*DIRECTIONS FOR THIS TASK:* Look over the entries that follow. Report how many lines contain "Profit", with nothing else.

(Web page and app entries)
********************
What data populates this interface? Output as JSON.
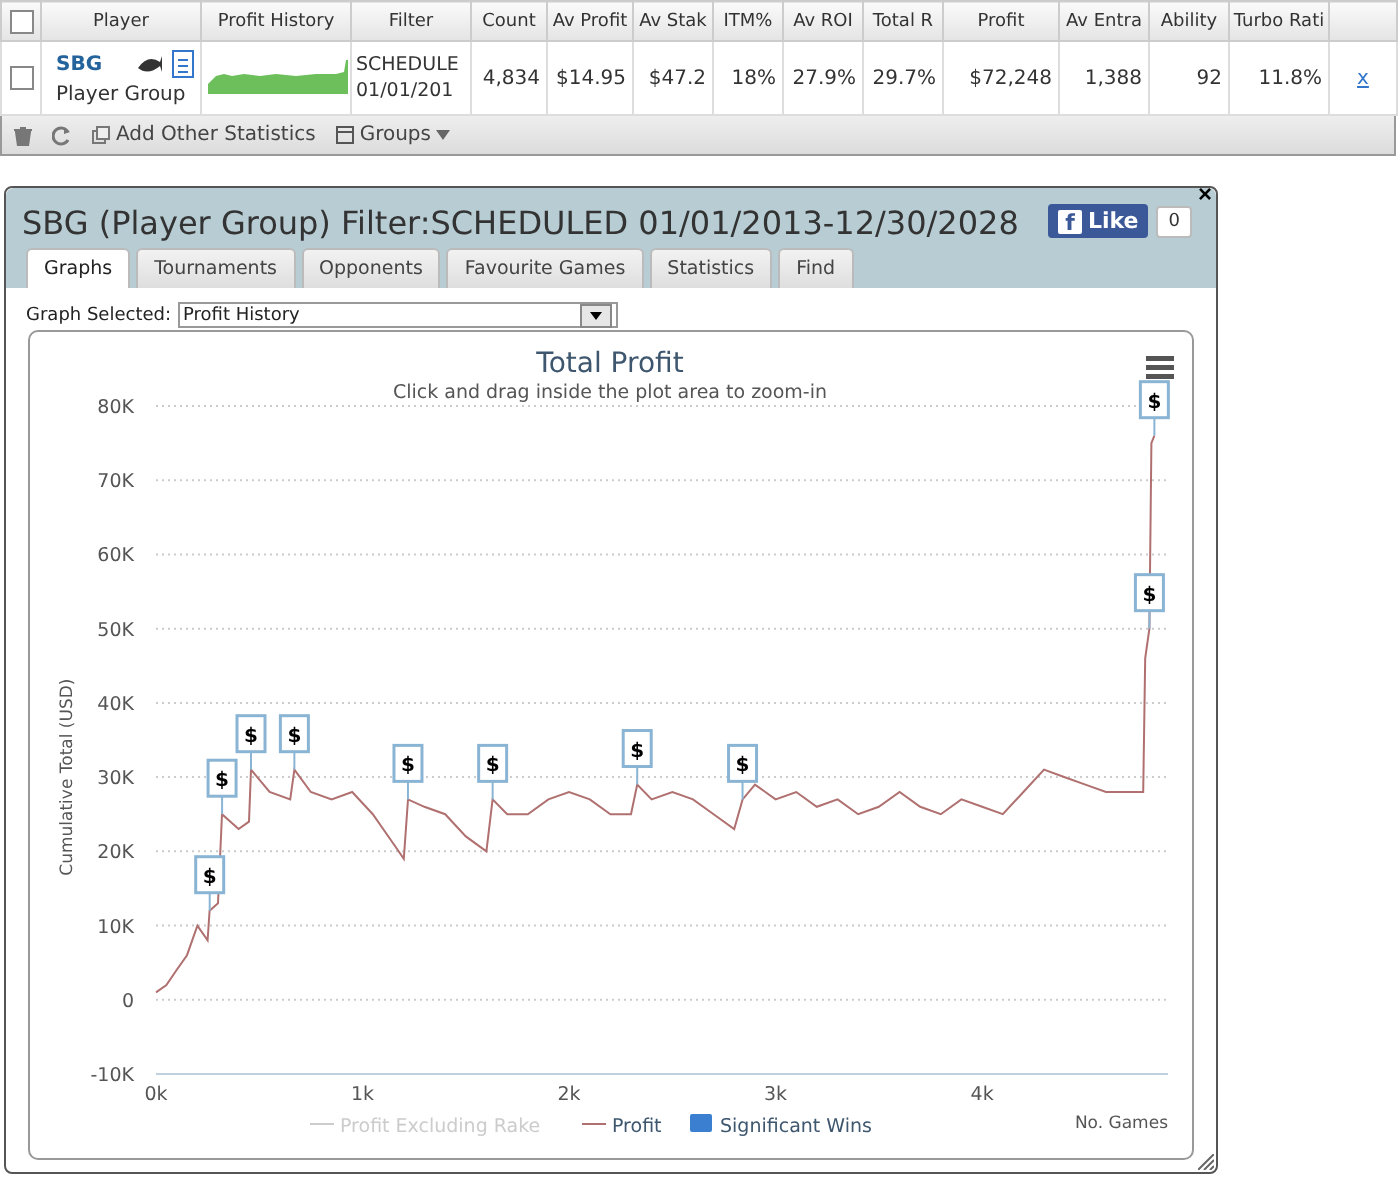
{
  "grid": {
    "columns": [
      "Player",
      "Profit History",
      "Filter",
      "Count",
      "Av Profit",
      "Av Stak",
      "ITM%",
      "Av ROI",
      "Total R",
      "Profit",
      "Av Entra",
      "Ability",
      "Turbo Rati"
    ],
    "header_checked": false,
    "rows": [
      {
        "checked": false,
        "cells": [
          {
            "name": "SBG",
            "group": "Player Group"
          },
          "",
          "SCHEDULE 01/01/201",
          "4,834",
          "$14.95",
          "$47.2",
          "18%",
          "27.9%",
          "29.7%",
          "$72,248",
          "1,388",
          "92",
          "11.8%"
        ],
        "remove": "x"
      }
    ],
    "toolbar": {
      "add_stats": "Add Other Statistics",
      "groups": "Groups"
    }
  },
  "dialog": {
    "title": "SBG (Player Group) Filter:SCHEDULED 01/01/2013-12/30/2028",
    "close": "×",
    "like": {
      "icon": "f",
      "label": "Like",
      "count": "0"
    },
    "tabs": [
      {
        "label": "Graphs",
        "selected": true
      },
      {
        "label": "Tournaments",
        "selected": false
      },
      {
        "label": "Opponents",
        "selected": false
      },
      {
        "label": "Favourite Games",
        "selected": false
      },
      {
        "label": "Statistics",
        "selected": false
      },
      {
        "label": "Find",
        "selected": false
      }
    ],
    "graph_select": {
      "label": "Graph Selected:",
      "value": "Profit History"
    },
    "chart": {
      "subtitle": "Click and drag inside the plot area to zoom-in",
      "legend": [
        {
          "label": "Profit Excluding Rake",
          "kind": "line",
          "enabled": false
        },
        {
          "kind": "series",
          "enabled": true
        },
        {
          "label": "Significant Wins",
          "kind": "square",
          "enabled": true
        }
      ],
      "chart_data": {
        "type": "line",
        "title": "Total Profit",
        "xlabel": "No. Games",
        "ylabel": "Cumulative Total (USD)",
        "x": [
          0,
          50,
          100,
          150,
          200,
          250,
          260,
          300,
          320,
          400,
          450,
          460,
          550,
          650,
          670,
          750,
          850,
          950,
          1050,
          1150,
          1200,
          1220,
          1300,
          1400,
          1500,
          1600,
          1630,
          1700,
          1800,
          1900,
          2000,
          2100,
          2200,
          2300,
          2330,
          2400,
          2500,
          2600,
          2700,
          2800,
          2840,
          2900,
          3000,
          3100,
          3200,
          3300,
          3400,
          3500,
          3600,
          3700,
          3800,
          3900,
          4000,
          4100,
          4200,
          4300,
          4400,
          4500,
          4600,
          4700,
          4780,
          4790,
          4810,
          4820,
          4834
        ],
        "grid": true,
        "series": [
          {
            "name": "Profit",
            "color": "#b07070",
            "values": [
              1000,
              2000,
              4000,
              6000,
              10000,
              8000,
              12000,
              13000,
              25000,
              23000,
              24000,
              31000,
              28000,
              27000,
              31000,
              28000,
              27000,
              28000,
              25000,
              21000,
              19000,
              27000,
              26000,
              25000,
              22000,
              20000,
              27000,
              25000,
              25000,
              27000,
              28000,
              27000,
              25000,
              25000,
              29000,
              27000,
              28000,
              27000,
              25000,
              23000,
              27000,
              29000,
              27000,
              28000,
              26000,
              27000,
              25000,
              26000,
              28000,
              26000,
              25000,
              27000,
              26000,
              25000,
              28000,
              31000,
              30000,
              29000,
              28000,
              28000,
              28000,
              46000,
              50000,
              75000,
              76000
            ]
          }
        ],
        "xlim": [
          0,
          4900
        ],
        "ylim": [
          -10000,
          80000
        ],
        "xticks": [
          {
            "value": 0,
            "label": "0k"
          },
          {
            "value": 1000,
            "label": "1k"
          },
          {
            "value": 2000,
            "label": "2k"
          },
          {
            "value": 3000,
            "label": "3k"
          },
          {
            "value": 4000,
            "label": "4k"
          }
        ],
        "yticks": [
          {
            "value": -10000,
            "label": "-10K"
          },
          {
            "value": 0,
            "label": "0"
          },
          {
            "value": 10000,
            "label": "10K"
          },
          {
            "value": 20000,
            "label": "20K"
          },
          {
            "value": 30000,
            "label": "30K"
          },
          {
            "value": 40000,
            "label": "40K"
          },
          {
            "value": 50000,
            "label": "50K"
          },
          {
            "value": 60000,
            "label": "60K"
          },
          {
            "value": 70000,
            "label": "70K"
          },
          {
            "value": 80000,
            "label": "80K"
          }
        ],
        "annotations": [
          {
            "x": 260,
            "y": 12000,
            "text": "$"
          },
          {
            "x": 320,
            "y": 25000,
            "text": "$"
          },
          {
            "x": 460,
            "y": 31000,
            "text": "$"
          },
          {
            "x": 670,
            "y": 31000,
            "text": "$"
          },
          {
            "x": 1220,
            "y": 27000,
            "text": "$"
          },
          {
            "x": 1630,
            "y": 27000,
            "text": "$"
          },
          {
            "x": 2330,
            "y": 29000,
            "text": "$"
          },
          {
            "x": 2840,
            "y": 27000,
            "text": "$"
          },
          {
            "x": 4810,
            "y": 50000,
            "text": "$"
          },
          {
            "x": 4834,
            "y": 76000,
            "text": "$"
          }
        ]
      }
    }
  }
}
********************
*ANSWER TO THE EXERCISE:* 7